Benzodiazepines are a class of medication that can provide immediate relief from anxiety symptoms, including panic attacks. However, they are typically prescribed for short-term use due to the risk of dependence and withdrawal symptoms. Benzodiazepines should be used under the supervision and guidance of a healthcare professional.
In addition to therapy and medication, certain lifestyle changes can have a positive impact on managing panic disorder symptoms.
Regular exercise and physical activity
Engaging in regular exercise and physical activity can help alleviate symptoms of panic disorder. Exercise releases endorphins, which are natural mood boosters, and can reduce feelings of anxiety and stress. Aim for at least 30 minutes of moderate-intensity exercise most days of the week.
Healthy diet and sleep habits
Maintaining a healthy diet and good sleep habits can also support overall mental health and help manage panic disorder symptoms. Eating a balanced diet and getting enough sleep can improve mood, reduce stress, and promote a sense of well-being.
Support Network and Group Therapy
Building a support network of family, friends, and peers who understand and support you can be crucial in overcoming panic disorder. Surrounding yourself with positive influences can provide encouragement, understanding, and comfort during challenging times.
Joining a support group
Joining a support group can also be beneficial. Support groups provide a safe space to share experiences, learn from others who have overcome similar struggles, and gain valuable insights and coping strategies. Support groups can be found online or in-person and are often facilitated by mental health professionals.
Sharing experiences with others
Sharing your experiences with panic disorder can be empowering and therapeutic. Talking openly about your struggles and successes can help break the stigma surrounding mental health and provide hope and encouragement to others facing similar challenges.
Stress Management Techniques
Managing stress is important for individuals with panic disorder as stress can trigger or exacerbate symptoms. Learning effective stress management techniques can help individuals cope with stress and prevent panic attacks.
Identifying sources of stress
Identifying and understanding the sources of stress in your life is the first step in effective stress management. Keep a journal to track situations or events that cause stress and explore ways to minimize or manage them.
Effective coping mechanisms
Developing effective coping mechanisms is crucial in managing stress and preventing panic attacks. Find activities or techniques that help you relax and reduce stress, such as practicing deep breathing, engaging in creative hobbies, or spending time in nature. Experiment with different strategies to find what works best for you.
Overcoming panic disorder may take time and effort, but with the right strategies and support, it is possible to regain control of your life.
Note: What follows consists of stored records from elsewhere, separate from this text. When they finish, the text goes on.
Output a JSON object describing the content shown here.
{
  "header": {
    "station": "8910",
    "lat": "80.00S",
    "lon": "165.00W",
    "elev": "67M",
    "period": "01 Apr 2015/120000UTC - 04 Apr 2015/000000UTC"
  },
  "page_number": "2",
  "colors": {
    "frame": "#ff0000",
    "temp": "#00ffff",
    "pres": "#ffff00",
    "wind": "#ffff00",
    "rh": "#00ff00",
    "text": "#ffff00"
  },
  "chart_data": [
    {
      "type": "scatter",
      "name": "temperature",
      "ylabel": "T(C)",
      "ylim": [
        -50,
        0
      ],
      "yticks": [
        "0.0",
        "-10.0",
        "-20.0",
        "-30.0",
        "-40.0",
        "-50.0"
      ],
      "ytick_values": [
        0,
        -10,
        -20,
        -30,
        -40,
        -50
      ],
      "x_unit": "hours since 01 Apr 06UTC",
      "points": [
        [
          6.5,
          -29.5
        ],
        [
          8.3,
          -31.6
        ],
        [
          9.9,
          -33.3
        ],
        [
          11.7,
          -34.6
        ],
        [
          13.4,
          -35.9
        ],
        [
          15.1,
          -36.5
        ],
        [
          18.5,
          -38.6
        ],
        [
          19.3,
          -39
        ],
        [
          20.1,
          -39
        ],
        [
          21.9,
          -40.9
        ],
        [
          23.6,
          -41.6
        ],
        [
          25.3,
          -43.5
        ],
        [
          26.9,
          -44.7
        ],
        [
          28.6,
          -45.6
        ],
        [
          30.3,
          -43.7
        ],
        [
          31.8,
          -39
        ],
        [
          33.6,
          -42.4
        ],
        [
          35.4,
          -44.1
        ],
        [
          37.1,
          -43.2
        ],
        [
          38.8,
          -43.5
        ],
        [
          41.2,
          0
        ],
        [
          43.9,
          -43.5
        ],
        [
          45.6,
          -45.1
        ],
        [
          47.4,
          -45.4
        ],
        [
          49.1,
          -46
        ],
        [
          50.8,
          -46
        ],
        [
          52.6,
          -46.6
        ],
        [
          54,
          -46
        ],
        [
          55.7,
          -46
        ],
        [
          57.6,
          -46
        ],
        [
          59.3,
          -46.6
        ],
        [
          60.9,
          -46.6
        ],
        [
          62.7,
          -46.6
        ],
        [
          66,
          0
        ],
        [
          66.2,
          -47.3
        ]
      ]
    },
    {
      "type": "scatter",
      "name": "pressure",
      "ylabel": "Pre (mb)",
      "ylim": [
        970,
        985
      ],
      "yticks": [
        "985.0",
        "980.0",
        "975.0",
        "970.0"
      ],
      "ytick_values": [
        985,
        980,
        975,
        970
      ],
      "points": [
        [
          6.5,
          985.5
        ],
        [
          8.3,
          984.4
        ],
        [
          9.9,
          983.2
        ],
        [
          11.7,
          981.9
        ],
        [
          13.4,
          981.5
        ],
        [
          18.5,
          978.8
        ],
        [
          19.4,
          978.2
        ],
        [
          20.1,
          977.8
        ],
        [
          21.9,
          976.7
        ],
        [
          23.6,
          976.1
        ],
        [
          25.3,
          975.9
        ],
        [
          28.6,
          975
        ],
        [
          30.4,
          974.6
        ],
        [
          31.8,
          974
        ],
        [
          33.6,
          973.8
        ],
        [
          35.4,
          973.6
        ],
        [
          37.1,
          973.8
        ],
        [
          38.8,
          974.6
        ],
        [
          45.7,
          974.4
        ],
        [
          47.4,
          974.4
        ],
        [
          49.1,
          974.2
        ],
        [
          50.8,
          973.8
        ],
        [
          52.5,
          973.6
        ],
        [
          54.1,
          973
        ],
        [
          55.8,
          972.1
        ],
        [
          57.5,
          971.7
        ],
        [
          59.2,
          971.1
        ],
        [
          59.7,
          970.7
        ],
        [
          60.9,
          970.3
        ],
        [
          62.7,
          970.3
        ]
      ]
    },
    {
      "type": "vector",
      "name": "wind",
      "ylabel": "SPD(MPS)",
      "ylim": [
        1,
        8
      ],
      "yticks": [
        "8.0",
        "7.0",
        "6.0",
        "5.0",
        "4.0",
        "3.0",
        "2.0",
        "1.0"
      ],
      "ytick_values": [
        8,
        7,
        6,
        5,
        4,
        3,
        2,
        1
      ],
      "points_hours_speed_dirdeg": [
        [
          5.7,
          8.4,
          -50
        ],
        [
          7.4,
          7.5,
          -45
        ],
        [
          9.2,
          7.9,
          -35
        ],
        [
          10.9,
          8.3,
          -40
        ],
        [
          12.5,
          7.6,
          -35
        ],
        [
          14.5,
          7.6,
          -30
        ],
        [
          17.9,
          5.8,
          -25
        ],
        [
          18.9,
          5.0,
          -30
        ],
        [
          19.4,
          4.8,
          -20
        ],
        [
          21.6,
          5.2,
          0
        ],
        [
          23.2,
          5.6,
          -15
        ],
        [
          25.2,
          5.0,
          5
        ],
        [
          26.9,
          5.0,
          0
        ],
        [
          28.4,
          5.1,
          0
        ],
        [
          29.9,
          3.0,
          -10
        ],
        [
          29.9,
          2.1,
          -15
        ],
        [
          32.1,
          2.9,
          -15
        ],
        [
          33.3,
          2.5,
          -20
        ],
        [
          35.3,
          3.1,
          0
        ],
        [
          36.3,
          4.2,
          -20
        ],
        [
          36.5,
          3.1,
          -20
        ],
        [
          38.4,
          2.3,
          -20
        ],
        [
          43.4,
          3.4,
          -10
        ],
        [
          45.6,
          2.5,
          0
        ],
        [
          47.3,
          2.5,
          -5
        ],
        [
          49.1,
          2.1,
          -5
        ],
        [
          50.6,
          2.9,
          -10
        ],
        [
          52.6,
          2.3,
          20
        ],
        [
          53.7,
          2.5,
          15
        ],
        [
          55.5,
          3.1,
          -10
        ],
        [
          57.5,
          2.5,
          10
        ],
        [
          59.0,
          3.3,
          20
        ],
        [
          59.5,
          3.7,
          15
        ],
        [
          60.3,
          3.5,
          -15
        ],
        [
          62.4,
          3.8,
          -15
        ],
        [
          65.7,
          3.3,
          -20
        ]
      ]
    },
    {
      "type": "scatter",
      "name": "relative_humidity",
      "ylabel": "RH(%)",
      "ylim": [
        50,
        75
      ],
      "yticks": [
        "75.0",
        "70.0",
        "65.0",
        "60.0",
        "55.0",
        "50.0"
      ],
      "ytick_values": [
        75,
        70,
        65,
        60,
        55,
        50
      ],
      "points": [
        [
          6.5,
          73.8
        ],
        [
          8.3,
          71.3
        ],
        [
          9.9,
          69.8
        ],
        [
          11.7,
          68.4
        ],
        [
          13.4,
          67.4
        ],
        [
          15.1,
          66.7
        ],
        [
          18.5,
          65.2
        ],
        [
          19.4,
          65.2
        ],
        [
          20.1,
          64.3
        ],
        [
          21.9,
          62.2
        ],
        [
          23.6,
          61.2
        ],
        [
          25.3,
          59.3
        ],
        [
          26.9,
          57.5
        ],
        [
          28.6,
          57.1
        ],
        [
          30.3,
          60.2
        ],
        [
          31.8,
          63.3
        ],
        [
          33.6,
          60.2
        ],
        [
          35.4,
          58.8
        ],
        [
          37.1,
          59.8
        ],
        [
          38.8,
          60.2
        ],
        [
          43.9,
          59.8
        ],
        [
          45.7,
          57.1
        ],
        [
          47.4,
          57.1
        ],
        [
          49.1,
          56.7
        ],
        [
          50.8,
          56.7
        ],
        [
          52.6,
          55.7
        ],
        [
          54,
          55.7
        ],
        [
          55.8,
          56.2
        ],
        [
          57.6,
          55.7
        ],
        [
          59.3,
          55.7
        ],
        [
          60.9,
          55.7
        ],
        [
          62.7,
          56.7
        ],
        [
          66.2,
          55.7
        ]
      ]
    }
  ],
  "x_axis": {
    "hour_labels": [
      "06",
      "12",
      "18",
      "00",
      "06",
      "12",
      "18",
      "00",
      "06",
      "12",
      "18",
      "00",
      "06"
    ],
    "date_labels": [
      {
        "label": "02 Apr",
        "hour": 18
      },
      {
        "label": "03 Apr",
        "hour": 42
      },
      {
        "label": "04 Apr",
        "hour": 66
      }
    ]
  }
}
By seeking professional help, utilizing techniques such as cognitive-behavioral therapy, relaxation techniques, exposure therapy, and medication when necessary, making lifestyle changes, building a support network, and managing stress effectively, you can effectively manage and overcome panic disorder. Remember, you are not alone, and there is hope for a brighter and anxiety-free future.